- **EXERCISE PROMPT**:
The answer must be every line of the data that holds the word "icon".

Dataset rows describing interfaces
* * * * * * *

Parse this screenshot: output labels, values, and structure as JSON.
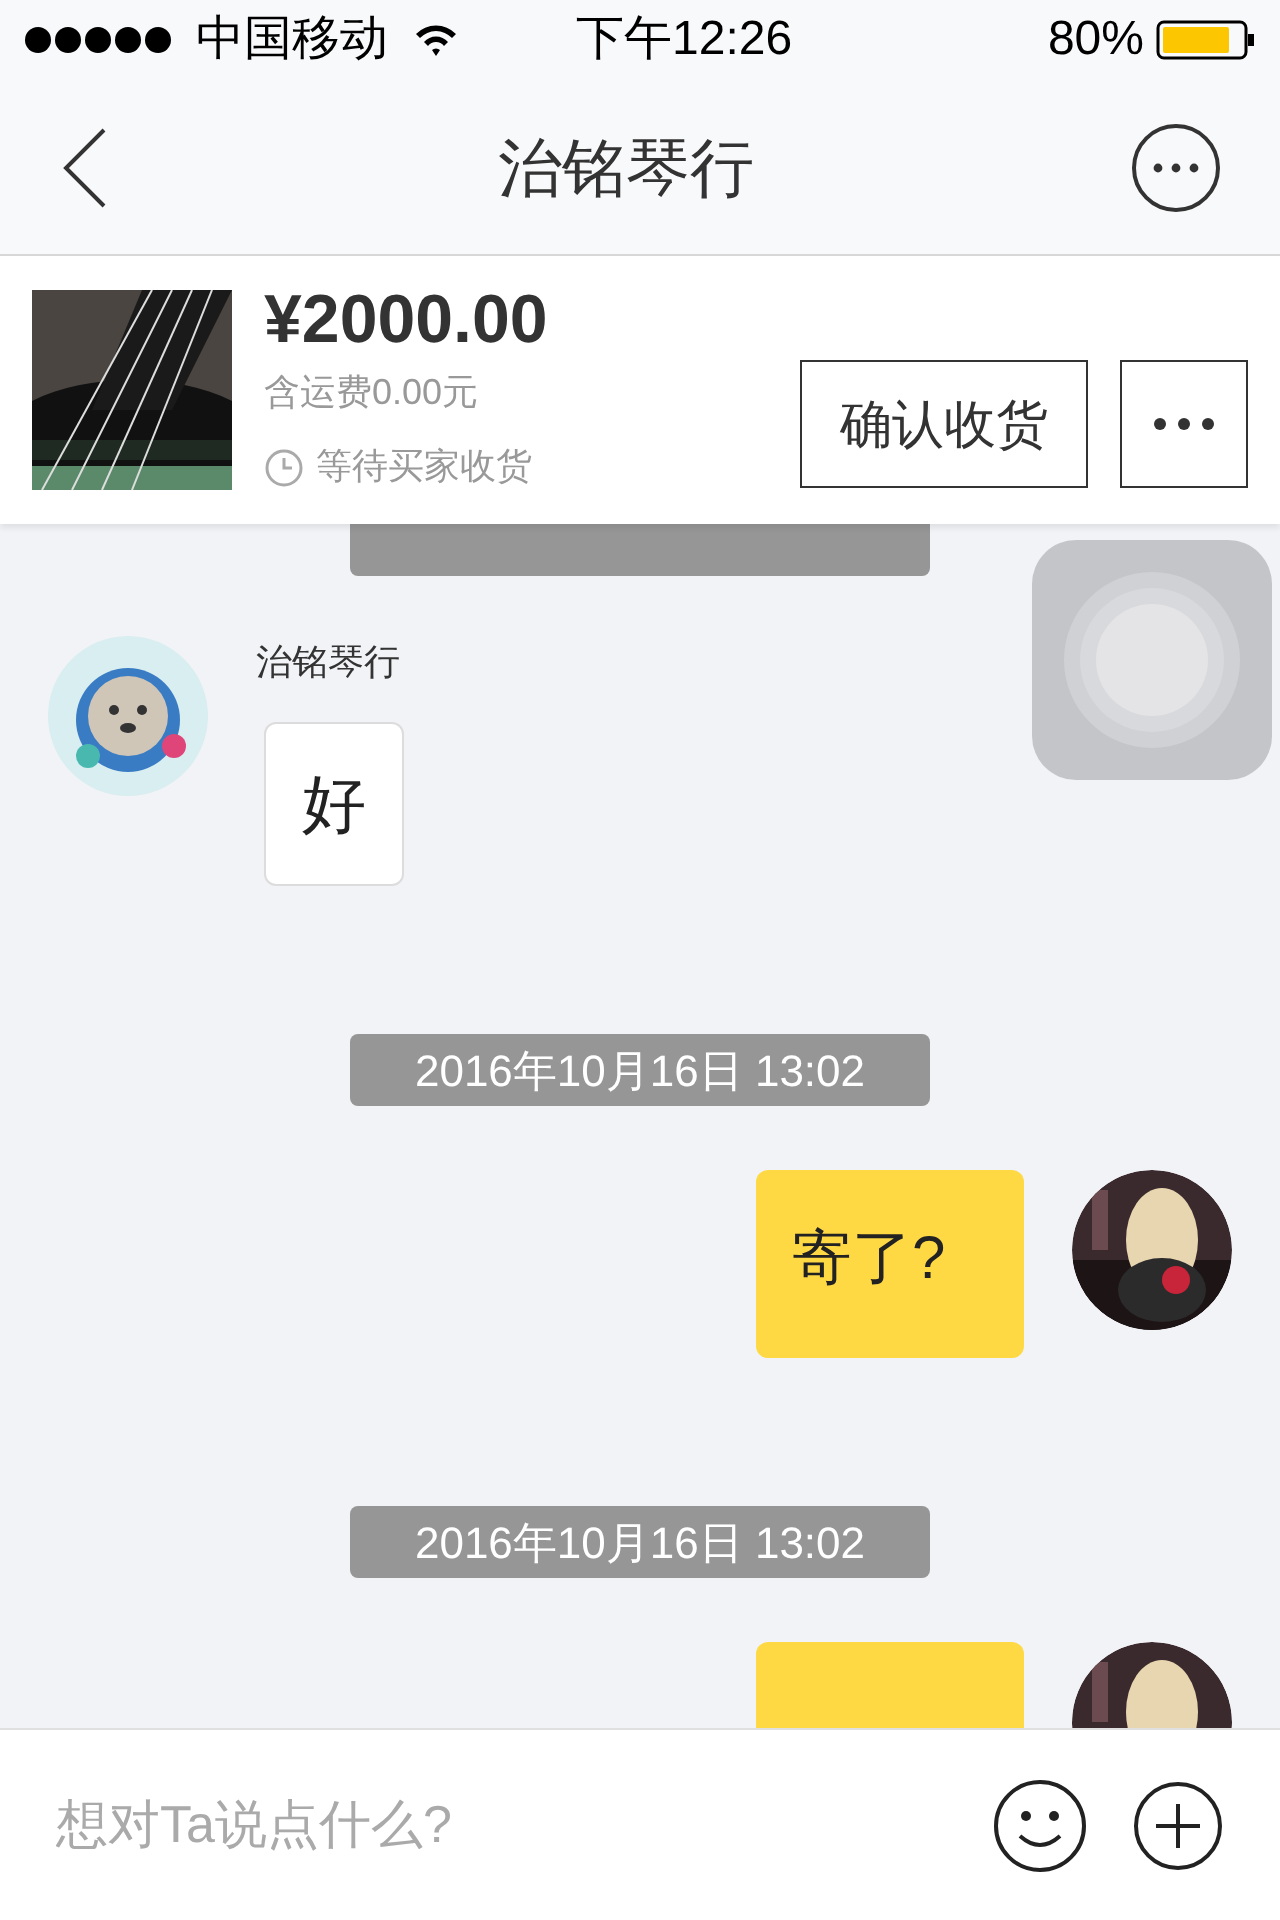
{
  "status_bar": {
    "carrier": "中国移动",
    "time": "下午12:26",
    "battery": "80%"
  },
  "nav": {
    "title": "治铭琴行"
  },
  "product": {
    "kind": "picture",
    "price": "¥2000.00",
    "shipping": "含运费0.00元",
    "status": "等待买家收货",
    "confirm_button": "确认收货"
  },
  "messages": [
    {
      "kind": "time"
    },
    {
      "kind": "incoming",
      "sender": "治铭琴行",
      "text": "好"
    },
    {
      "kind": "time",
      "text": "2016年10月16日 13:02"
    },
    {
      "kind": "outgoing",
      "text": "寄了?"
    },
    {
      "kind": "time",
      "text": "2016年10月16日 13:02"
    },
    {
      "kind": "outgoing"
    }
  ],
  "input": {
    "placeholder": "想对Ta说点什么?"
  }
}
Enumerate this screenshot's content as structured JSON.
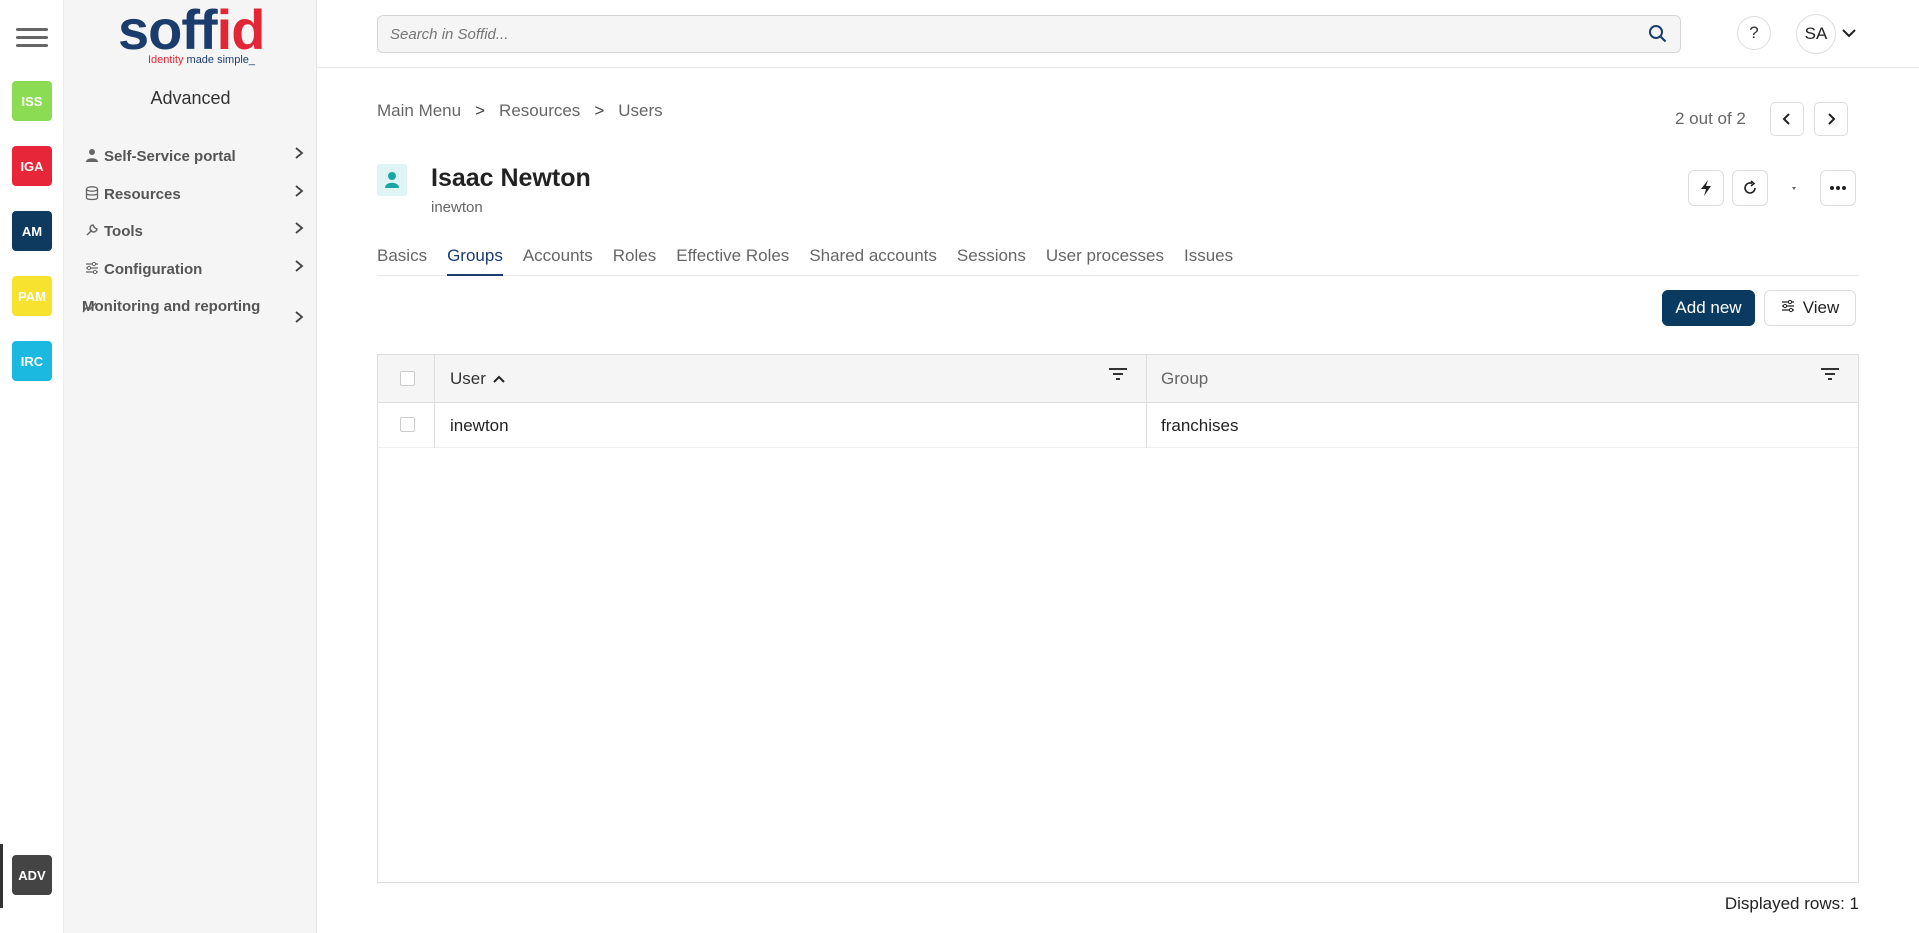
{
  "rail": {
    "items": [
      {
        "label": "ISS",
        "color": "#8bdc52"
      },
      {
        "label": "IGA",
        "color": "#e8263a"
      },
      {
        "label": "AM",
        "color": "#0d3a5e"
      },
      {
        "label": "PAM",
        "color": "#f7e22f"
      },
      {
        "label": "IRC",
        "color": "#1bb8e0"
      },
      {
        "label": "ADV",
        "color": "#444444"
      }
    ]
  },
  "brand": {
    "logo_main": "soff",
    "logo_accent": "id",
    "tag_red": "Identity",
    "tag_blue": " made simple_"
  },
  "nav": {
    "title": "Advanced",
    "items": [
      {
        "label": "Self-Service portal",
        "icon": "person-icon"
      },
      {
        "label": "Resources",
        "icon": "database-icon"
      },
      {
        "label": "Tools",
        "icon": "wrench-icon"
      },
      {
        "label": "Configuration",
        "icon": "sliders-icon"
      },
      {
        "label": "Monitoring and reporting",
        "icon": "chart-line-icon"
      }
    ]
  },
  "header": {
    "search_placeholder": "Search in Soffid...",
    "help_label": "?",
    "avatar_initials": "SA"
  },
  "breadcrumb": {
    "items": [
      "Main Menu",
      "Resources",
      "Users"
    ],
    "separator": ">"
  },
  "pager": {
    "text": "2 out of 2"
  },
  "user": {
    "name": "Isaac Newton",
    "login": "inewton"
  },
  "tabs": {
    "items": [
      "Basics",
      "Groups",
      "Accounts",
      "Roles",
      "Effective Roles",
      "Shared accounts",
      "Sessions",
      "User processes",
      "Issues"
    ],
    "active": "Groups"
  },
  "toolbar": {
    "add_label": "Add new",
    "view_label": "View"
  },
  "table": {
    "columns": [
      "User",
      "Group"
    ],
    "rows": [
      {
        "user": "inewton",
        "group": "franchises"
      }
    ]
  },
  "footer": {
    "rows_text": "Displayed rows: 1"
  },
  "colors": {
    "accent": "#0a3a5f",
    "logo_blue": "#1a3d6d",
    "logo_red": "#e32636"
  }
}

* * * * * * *

- **RESPONSE AREA**:
        "icon": "person-icon"
        "icon": "database-icon"
        "icon": "wrench-icon"
        "icon": "sliders-icon"
        "icon": "chart-line-icon"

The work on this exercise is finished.